#### Problem requirements
Below are the entries; count how many lines contain the word "value" and reply with that number alone.

#### Input data

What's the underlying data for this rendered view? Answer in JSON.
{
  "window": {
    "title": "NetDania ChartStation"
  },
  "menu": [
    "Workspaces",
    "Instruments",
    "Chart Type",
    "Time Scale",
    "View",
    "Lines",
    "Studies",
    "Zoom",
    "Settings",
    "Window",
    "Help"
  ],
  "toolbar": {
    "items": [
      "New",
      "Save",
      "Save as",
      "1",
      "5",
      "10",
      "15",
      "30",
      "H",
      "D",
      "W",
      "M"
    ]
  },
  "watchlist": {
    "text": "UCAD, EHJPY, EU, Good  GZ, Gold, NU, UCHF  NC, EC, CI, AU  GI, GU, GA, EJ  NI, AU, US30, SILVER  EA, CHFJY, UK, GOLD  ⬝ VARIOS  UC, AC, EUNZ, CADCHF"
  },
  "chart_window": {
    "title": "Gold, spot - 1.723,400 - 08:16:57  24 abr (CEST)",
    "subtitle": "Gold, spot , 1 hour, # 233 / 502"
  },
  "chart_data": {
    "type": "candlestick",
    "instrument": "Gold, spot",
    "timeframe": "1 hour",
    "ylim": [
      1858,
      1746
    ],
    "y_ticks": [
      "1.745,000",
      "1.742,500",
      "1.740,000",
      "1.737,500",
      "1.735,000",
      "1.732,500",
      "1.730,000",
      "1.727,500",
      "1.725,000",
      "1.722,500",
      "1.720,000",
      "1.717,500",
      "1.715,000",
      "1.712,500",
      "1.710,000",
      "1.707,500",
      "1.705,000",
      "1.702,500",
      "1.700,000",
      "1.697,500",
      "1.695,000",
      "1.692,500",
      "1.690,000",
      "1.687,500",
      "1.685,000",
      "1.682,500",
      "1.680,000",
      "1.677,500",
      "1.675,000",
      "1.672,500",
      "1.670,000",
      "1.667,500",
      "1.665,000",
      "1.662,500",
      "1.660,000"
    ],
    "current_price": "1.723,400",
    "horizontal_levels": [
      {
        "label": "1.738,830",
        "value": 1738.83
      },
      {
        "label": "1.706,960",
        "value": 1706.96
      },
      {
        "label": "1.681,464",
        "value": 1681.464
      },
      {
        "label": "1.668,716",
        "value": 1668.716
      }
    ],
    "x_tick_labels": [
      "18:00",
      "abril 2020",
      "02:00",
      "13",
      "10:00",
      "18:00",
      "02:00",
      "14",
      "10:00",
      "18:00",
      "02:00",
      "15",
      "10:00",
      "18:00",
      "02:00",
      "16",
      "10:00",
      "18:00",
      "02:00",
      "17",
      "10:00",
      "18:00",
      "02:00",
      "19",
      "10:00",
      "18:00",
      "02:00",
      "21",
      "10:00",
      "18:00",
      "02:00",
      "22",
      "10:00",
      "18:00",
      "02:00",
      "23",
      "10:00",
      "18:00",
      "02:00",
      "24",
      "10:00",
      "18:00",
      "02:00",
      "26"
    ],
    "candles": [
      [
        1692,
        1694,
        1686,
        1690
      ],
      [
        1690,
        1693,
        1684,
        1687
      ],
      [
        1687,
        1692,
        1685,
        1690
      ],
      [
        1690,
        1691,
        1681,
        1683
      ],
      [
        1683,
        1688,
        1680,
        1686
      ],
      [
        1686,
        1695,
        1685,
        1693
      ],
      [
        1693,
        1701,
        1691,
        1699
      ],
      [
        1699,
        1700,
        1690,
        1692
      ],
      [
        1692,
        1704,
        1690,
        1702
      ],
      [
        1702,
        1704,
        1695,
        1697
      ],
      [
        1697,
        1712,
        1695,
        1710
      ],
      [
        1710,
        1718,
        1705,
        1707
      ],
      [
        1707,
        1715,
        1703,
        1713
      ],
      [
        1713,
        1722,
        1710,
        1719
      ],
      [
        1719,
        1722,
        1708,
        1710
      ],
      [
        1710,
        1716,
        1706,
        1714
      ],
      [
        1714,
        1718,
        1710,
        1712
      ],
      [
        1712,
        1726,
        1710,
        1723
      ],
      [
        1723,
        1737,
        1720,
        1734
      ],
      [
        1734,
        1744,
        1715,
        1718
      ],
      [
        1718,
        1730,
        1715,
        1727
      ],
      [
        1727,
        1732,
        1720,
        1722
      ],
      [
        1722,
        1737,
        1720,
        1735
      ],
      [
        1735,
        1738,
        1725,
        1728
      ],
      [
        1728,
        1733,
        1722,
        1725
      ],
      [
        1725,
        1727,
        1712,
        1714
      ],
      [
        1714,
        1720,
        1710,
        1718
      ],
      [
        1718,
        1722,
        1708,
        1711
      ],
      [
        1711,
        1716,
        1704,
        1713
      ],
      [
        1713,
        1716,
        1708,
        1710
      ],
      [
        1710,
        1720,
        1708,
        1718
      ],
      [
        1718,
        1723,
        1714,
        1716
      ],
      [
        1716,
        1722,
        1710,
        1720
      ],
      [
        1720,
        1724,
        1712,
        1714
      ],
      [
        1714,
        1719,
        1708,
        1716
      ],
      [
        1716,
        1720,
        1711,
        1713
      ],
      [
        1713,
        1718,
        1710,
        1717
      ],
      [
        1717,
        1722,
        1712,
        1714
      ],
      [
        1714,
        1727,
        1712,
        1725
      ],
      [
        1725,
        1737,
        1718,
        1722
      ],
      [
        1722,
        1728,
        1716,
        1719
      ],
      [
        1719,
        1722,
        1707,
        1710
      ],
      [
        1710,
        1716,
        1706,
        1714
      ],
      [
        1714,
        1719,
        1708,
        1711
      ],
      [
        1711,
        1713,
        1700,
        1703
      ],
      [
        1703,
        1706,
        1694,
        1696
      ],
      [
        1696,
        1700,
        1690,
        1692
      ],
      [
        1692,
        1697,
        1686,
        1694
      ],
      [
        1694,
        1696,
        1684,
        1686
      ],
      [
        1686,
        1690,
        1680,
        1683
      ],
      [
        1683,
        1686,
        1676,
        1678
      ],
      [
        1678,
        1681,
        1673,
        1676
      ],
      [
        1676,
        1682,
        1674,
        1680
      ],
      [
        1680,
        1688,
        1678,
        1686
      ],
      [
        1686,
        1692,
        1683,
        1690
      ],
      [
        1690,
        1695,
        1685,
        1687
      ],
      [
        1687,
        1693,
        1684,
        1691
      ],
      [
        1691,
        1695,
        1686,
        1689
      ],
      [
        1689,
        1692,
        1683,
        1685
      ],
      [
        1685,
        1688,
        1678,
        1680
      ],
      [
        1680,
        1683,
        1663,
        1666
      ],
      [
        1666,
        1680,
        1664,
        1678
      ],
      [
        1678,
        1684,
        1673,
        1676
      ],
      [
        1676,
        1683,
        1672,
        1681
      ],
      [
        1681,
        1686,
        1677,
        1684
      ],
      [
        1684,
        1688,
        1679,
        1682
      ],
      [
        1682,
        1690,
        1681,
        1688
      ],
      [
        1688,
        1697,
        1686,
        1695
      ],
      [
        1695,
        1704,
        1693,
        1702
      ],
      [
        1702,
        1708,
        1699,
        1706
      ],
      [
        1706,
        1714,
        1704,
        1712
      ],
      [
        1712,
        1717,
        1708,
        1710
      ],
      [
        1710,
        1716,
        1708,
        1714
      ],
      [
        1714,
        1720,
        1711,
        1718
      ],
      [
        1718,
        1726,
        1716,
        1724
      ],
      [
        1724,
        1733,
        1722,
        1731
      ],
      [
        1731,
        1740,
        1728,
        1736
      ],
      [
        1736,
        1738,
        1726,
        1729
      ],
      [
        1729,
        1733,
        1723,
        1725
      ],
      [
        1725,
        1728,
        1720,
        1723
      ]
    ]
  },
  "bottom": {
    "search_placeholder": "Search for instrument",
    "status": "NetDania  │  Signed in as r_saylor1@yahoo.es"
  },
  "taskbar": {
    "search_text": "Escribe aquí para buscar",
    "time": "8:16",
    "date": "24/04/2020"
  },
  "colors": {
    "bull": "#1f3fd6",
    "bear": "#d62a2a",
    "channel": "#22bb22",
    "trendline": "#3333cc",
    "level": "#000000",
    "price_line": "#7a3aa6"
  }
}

#### Task response
4